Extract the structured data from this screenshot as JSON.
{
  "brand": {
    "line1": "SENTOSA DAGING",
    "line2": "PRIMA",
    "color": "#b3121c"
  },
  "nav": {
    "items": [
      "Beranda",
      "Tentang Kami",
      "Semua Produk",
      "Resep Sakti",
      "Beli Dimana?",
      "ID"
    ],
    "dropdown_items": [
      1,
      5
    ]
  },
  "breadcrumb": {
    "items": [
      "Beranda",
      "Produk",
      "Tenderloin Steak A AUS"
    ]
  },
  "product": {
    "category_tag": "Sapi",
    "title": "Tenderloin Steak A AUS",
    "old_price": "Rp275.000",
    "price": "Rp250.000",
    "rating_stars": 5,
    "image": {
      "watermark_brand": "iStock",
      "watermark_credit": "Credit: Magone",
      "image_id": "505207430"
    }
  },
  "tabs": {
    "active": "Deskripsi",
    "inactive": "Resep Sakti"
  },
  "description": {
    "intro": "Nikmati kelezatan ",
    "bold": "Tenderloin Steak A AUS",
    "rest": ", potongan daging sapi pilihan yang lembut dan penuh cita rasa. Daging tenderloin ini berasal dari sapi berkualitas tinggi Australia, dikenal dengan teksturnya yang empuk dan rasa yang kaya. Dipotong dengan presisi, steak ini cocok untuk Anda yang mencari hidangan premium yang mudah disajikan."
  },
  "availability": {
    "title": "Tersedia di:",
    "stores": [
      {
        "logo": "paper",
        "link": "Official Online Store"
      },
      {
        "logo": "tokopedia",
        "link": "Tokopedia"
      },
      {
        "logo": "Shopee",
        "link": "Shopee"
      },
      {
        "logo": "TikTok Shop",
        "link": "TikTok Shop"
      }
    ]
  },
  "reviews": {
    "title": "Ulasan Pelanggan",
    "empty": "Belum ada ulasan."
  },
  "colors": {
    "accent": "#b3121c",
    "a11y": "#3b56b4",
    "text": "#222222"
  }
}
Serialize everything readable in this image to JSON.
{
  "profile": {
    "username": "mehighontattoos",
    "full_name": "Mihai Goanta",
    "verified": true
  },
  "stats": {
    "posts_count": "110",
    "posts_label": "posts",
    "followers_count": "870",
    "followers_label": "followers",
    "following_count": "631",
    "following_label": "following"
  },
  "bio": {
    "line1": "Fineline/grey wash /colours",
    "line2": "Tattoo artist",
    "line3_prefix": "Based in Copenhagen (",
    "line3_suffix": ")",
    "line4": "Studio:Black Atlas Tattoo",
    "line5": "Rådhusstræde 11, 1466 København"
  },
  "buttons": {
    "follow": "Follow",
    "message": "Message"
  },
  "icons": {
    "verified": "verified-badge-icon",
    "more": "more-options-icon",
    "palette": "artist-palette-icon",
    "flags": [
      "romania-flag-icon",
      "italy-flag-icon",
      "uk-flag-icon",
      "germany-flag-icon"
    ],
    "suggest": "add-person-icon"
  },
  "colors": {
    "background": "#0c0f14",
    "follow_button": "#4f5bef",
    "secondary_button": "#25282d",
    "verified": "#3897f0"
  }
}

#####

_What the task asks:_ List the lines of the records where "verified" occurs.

_Your solution:_
    "verified": true
    "verified": "verified-badge-icon",
    "verified": "#3897f0"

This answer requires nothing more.